MEXICO – NASCAR Mexico T4 Series – mini stock.

EUROPE – NASCAR Whelen Euro Series

USA – Whelen All-American Series – Four divisions, local and regional drivers and tracks.

USA – Whelen Modified Tour – Open wheel racing in Northern and Southern divisions.

USA – K&N Pro Series – East and West Divisions.

Global – NASCAR iRacing.com Series

USA & CANADA – NASCAR has a long running business relationship with IMSA.

How many races and drivers are there in NASCAR?

This is easy and complicated. The easy part is this. There are 36 races in the Cup Series. The hard part is how many drivers are there in NASCAR. There are literally thousands of drivers in NASCAR counting all series and countries.
To be a NASCAR driver, as in other series such as ARCA and INDYCAR, drivers are required to apply for a license if they are planning one running a single race or a full season. Age limits are often in place and drivers must submit to a medical evaluation. A driver can lose, or have their license suspended, due to reasons such intolerable actions on or off the track, medical, and drug use.

A side not to this is the fact that NASCAR sanctions races – they do not own any teams or hire drivers for teams. All of the teams and drivers in the sport are considered independent contractors.

ABOUT THE AUTHOR: Kent Whitaker, often called ‘the Deck Chef,’ is a sportswriter, culinary writer, and cookbook author with fourteen titles.
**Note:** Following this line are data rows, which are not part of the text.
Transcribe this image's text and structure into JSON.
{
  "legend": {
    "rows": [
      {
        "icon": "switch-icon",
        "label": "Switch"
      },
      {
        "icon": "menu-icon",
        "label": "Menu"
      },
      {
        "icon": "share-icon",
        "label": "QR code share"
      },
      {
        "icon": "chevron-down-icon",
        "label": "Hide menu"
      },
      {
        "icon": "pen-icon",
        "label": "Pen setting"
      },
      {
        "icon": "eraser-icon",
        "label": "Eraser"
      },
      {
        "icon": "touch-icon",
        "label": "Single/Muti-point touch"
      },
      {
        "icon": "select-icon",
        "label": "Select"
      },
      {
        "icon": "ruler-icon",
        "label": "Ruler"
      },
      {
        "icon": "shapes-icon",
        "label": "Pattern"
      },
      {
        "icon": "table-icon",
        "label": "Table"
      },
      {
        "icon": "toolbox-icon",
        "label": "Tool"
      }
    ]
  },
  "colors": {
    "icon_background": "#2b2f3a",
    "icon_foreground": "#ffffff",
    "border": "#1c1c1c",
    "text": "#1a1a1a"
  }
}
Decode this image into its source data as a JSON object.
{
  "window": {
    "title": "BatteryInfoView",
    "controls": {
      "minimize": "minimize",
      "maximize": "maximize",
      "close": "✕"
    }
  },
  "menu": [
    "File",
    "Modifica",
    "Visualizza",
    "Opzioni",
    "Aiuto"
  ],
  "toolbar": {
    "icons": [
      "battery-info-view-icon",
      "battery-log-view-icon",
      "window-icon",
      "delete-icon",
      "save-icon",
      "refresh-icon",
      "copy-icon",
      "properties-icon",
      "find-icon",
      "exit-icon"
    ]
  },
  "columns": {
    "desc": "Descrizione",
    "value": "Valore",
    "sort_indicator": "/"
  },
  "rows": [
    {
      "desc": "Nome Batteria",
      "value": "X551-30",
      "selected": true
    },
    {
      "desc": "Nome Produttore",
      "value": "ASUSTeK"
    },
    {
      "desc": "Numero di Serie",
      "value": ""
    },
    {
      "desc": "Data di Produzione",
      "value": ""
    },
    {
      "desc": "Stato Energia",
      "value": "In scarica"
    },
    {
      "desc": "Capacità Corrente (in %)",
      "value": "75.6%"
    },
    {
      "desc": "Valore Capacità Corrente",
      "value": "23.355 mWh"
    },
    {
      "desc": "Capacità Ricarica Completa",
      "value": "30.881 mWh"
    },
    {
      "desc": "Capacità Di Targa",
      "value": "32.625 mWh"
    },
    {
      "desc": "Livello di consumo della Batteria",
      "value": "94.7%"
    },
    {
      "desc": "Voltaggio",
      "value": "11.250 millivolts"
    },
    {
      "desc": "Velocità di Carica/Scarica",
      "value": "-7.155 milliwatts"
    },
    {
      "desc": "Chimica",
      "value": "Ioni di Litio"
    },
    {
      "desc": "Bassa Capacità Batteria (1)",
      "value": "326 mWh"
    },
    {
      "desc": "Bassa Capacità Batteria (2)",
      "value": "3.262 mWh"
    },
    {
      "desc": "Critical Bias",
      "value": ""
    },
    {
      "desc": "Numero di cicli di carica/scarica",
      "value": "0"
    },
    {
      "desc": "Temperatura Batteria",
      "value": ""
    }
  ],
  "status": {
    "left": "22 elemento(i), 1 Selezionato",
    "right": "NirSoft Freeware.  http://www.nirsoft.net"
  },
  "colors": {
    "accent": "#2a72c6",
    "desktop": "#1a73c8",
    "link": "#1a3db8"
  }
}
He covers NASCAR, racing in general, Football, barbecue, grilling, and tailgating. You can visit him on www.thedeckchef.com .”